====== RECORDS PROVIDED
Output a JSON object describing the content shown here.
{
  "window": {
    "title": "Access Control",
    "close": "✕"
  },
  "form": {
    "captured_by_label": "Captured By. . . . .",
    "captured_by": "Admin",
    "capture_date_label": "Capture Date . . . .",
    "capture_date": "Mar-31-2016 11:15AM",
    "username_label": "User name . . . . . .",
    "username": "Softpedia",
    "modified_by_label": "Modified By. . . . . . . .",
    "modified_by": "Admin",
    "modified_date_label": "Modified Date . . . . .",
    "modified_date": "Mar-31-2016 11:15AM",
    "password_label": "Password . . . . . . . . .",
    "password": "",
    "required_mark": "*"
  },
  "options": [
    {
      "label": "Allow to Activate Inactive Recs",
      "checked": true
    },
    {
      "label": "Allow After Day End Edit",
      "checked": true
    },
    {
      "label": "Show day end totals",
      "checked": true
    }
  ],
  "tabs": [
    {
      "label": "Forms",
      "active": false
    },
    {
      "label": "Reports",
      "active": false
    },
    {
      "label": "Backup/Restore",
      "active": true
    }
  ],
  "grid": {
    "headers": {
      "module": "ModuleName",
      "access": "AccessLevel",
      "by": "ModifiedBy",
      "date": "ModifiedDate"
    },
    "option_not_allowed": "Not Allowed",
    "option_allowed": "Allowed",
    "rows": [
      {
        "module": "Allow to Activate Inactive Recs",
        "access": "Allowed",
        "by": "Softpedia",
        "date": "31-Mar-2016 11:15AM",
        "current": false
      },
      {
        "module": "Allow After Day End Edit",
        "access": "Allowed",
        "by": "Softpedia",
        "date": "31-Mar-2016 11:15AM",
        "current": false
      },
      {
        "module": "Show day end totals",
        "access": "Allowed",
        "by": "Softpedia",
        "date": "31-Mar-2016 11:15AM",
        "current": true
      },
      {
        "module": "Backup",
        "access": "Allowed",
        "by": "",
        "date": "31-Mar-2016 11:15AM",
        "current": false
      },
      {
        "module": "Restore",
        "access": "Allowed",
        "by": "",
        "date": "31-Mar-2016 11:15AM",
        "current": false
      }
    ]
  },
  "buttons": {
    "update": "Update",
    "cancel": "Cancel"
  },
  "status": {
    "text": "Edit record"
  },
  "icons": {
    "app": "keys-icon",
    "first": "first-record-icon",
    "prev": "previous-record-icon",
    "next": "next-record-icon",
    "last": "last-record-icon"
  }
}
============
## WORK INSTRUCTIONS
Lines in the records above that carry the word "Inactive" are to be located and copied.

## SOLVED EXERCISE
      "label": "Allow to Activate Inactive Recs",
        "module": "Allow to Activate Inactive Recs",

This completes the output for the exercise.